It is easy, fast and safe.
JabJai For School is also the first app in Thailand that allows parents and students to monitor each student’s money-management and eating habits.
It will send a notification directly to parents’ mobile phone every single day of the time students arrive or leave school.
This tool is also useful for school administrations and can report back in real time.
Schools can secure supplies and check and limit the access rights of staff.
“The Young Technopreneur contest is more than just a competition.
“They gave us guidance and all the support that we really need and I believe that with their help we can really reach our goal.
“The application will also change Thailand into a cashless society in the near future,” Narin said.
The firm provides its app to over five schools, such as Songkhla Vocational College, with around 6,000 users.
The firm in the near future will make its app available to the mass market.
Narong Sirilertworakul, president of the NSTDA, said the agency and its business partners had staged Young Technopreneur for five years.
More than 660 young people have been trained in basic business skills and about 30 businesses have been established.
“This result is admirable and it is the beginning of the good and creative innovation of Thailand’s young people,” he said.
The agency will also provide a start-up voucher to support new technopreneurs as part of its mission to drive innovation and new technology business in the country. “We have revised training programmes to conform with current technology trends and contest topics next year by using past projects.
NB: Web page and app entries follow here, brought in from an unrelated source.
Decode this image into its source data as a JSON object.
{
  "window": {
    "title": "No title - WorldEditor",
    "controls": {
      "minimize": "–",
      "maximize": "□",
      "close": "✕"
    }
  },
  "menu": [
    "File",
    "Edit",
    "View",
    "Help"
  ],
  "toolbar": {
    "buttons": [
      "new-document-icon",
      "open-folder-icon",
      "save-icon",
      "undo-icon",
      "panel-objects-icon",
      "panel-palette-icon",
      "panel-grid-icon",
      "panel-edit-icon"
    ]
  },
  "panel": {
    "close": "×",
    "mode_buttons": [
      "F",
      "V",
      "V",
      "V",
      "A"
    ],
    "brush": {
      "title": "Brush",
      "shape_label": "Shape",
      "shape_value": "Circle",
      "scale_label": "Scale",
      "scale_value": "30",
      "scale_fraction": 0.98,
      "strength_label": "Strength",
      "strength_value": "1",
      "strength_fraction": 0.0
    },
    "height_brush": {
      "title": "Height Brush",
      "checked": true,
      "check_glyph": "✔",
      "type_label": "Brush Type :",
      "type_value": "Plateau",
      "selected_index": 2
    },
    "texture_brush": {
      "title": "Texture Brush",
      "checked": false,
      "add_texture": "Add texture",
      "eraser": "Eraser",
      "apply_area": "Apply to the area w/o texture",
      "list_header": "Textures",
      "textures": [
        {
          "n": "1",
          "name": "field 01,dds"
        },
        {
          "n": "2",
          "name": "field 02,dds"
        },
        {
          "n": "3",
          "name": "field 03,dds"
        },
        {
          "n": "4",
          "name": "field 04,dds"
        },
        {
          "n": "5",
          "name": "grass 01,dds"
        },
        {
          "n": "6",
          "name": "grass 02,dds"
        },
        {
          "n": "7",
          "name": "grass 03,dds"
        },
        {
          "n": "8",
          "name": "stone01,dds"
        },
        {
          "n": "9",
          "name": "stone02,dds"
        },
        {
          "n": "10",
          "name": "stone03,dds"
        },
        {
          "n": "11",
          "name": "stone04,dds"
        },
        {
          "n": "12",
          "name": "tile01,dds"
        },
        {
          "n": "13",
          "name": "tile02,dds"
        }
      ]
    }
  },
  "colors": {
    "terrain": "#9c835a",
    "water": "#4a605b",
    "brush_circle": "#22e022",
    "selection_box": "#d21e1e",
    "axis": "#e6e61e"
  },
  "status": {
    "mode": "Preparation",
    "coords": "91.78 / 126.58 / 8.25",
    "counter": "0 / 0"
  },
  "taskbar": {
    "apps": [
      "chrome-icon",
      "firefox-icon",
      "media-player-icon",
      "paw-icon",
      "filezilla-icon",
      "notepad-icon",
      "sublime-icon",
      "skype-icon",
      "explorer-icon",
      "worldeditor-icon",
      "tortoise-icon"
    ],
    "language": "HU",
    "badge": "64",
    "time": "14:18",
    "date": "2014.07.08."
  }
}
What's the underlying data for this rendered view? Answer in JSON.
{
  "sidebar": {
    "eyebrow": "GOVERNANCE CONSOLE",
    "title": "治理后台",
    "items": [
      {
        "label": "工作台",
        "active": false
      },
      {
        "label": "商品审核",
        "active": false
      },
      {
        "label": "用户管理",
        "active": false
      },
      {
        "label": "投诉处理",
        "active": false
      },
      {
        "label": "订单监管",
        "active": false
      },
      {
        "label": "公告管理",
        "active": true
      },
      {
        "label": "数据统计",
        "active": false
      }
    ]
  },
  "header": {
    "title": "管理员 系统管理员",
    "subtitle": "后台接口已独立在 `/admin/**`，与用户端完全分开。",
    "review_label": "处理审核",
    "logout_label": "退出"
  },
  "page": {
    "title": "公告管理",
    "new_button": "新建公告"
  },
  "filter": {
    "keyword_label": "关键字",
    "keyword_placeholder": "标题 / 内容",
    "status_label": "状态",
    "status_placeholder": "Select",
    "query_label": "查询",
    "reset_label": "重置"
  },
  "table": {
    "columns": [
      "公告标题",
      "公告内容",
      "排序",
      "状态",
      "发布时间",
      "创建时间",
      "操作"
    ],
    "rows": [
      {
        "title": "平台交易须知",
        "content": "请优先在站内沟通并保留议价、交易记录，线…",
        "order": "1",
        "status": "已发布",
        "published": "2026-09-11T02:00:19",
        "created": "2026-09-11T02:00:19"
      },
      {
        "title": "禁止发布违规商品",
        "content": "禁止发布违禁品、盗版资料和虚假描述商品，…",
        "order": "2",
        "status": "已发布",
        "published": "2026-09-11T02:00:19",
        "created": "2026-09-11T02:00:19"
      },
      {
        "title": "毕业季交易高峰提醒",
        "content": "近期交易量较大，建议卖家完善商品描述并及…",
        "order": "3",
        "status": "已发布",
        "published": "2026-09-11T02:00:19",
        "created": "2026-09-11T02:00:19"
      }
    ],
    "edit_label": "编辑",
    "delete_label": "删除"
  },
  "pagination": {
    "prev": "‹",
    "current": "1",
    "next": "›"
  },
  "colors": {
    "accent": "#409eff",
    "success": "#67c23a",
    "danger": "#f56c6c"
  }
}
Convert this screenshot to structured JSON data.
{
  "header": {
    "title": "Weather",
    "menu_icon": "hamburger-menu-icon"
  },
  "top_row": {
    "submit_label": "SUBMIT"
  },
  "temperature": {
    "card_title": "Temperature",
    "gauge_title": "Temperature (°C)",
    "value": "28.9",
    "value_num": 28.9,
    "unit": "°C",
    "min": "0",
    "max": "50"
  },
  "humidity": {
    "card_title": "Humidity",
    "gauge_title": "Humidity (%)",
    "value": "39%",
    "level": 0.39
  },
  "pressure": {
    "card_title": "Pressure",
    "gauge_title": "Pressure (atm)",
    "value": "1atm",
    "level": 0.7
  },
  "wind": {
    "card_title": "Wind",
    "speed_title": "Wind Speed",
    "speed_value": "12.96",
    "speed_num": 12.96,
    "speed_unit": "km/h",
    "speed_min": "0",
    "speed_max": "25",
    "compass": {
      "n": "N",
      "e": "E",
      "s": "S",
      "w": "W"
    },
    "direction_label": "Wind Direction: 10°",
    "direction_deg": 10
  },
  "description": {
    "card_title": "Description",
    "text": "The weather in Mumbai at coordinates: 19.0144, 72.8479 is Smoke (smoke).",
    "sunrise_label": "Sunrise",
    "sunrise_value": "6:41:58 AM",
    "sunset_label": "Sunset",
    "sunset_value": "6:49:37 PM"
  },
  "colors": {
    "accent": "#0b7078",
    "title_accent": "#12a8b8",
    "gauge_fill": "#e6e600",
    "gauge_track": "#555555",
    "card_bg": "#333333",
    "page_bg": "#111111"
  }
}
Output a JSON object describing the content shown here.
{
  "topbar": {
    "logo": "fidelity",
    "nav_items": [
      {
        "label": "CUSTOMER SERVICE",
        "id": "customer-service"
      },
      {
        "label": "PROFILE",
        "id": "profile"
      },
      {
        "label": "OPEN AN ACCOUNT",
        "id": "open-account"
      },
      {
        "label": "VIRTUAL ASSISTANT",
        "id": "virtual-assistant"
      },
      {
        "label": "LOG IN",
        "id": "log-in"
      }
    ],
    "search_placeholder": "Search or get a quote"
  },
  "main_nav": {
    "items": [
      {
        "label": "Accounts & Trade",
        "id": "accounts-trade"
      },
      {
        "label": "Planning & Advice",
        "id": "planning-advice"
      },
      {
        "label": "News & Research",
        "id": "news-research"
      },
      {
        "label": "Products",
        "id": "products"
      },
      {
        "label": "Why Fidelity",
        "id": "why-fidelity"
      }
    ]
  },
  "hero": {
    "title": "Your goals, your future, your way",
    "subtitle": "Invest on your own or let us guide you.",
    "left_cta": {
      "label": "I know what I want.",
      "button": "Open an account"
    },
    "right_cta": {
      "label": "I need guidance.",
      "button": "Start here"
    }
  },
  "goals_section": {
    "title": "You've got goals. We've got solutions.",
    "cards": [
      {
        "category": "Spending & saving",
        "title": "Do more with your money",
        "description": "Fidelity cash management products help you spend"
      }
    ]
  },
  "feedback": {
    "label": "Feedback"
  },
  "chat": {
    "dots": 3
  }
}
“Five contest topic groups are about technology and businesses related to the Thailand 4.0 policies such as food, agriculture, biotech, health, wellness and bio-med, smart devices, robotics and mechatronics, smart logistics and smart energy,” he said.
Chalermpol Tuchinda, director of Software Park Thailand under the umbrella of the NSTDA, said the contest would provide consultants to the competing teams so that they understand business models and business plans.
Other awards include first runner-up, which went to HOPS: Seamless Shopping Experience, an app for promoting marketing information.
The second runner-up was O Orchid, a care and management system for orchid farms.